Feel a little wobbly sometimes? Sneaky, age-related balance changes start in midlife — earlier than medical experts used to think, recent research shows. That can mean grabbing stair railings more often, feeling less confident on a rocky walking trail or uneven sidewalk, and even boosting risk for a dangerous tumble. Fight back with strategies that fine-tune your sense of balance from head to toes.
“Oftentimes people don’t realize they’re having balance problems until they have that first fall,” says Debra Rose, chair of the Department of Kinesiology and codirector of the Fall Prevention Center of Excellence at California State University, Fullerton. “You may just feel like your feet aren’t under you as well as they used to be.”
When 775 women and men tried to stand on one leg for 60 seconds without extra support for a 2017 Duke University study, this classic balance test revealed a big age divide. Participants in their 30s stayed upright for an impressive 57 seconds and 40-somethings lasted 52 seconds. But those in their 50s lost their balance after 44 seconds, 60-year-olds wobbled after 40 seconds and 70-year-olds after just 27 seconds. That could mean big trouble. There’s a growing realization that injury-causing falls aren’t only a threat for older adults. They’re common at midlife too, sending 2.1 million people ages 45 to 64 to U.S. emergency rooms in 2017.
Building strength and mobility, challenging your body’s system and rooting out balance-robbers (like poor sleep) can help you maintain or restore this crucial sense, says Ryan Glatt, a brain health coach and certified personal trainer at the Pacific Brain Health Center in Santa Monica, California. “You can get sustained balance improvements and increase your confidence,” he says, noting it takes more than doing a couple of single-leg stands once a week or some ankle pumps before you get out of bed.
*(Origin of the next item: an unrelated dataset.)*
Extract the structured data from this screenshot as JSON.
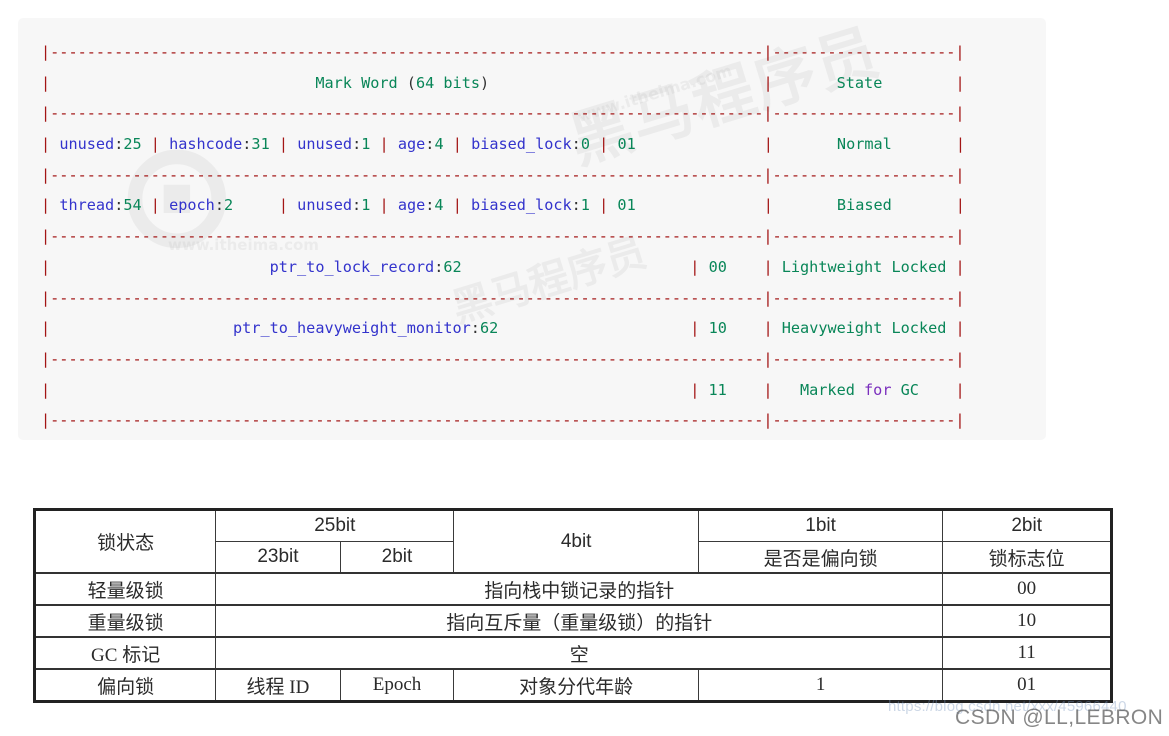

Every time you successfully cross the office (or your living room) with a full cup of coffee or safely navigate a rain-slick parking lot, you can thank the crew of behind-the-scenes players that work together to make staying balanced possible.
Among them: Your vestibular system in your inner ear, which uses fluid-filled canals lined with microscopic hair cells and tiny floating crystals to track and stabilize your head and body. Proprioceptors along muscles throughout your body, which tell your brain where your body is in space. Pressure-sensing receptors in the skin on the soles of your feet, which help your brain figure out fast whether you’re on a carpet with plenty of traction or on a wet, slippery floor. Even your eyes and ears get involved, feed your brain a steady stream of visual and audio data about the three-dimensional world you’re moving through, Rose says. And as your balance command center, your brain’s busy ‘round the clock, making large and small adjustments to keep you upright.
But that’s not the whole team. “A big part of balance is plain old-fashioned strength,” notes Manhattan-based personal trainer, dance therapist and choreographer Carol Clements, author of Better Balance for Life: Banish the Fear of Falling With Simple Activities Added to Your Everyday Routine. Muscle strength of the lower extremities — the hips and thighs — is one of the most important factors in risk estimation for falls, she says.
Also key: Flexibility of your ankles, knees and other joints. “Foot mobility is your base for balancing,” Clements says. “There are 26 bones in the foot. It’s their relaxed micromovements that help you balance.”
Fine tune your sense of balance
Get beyond balance basics with these expert-endorsed strategies. Of course, check with your doctor before starting a new exercise routine if you’ve fallen, are worried about falling due to balance problems or dizziness, or have chronic health conditions.
Add balance moves to your workouts. “If I’m walking on a treadmill to increase aerobic fitness and holding onto handrails, or using an elliptical trainer or recumbent bike, it won’t improve balance,” Rose says. You have to challenge your sense of balance to get improvements, she says. Get started with exercises to restore agility, including exercises that take 10 minutes or less.
Increase the challenge at your own pace. If you’re new to balance exercises, position yourself in the corner of a room where there’s empty floor space to move across and you’re close enough to touch the walls for support, Rose suggests. Put a sturdy chair in front of you so you can hold on if you have to. Use supports less and less as you’re able. “If I’m holding onto a chair, it’s not doing much for balance,” Rose says. “If I put two fingers on the chair, I’m putting more emphasis on the balance system. If you’ve got white knuckles, lower the challenge!”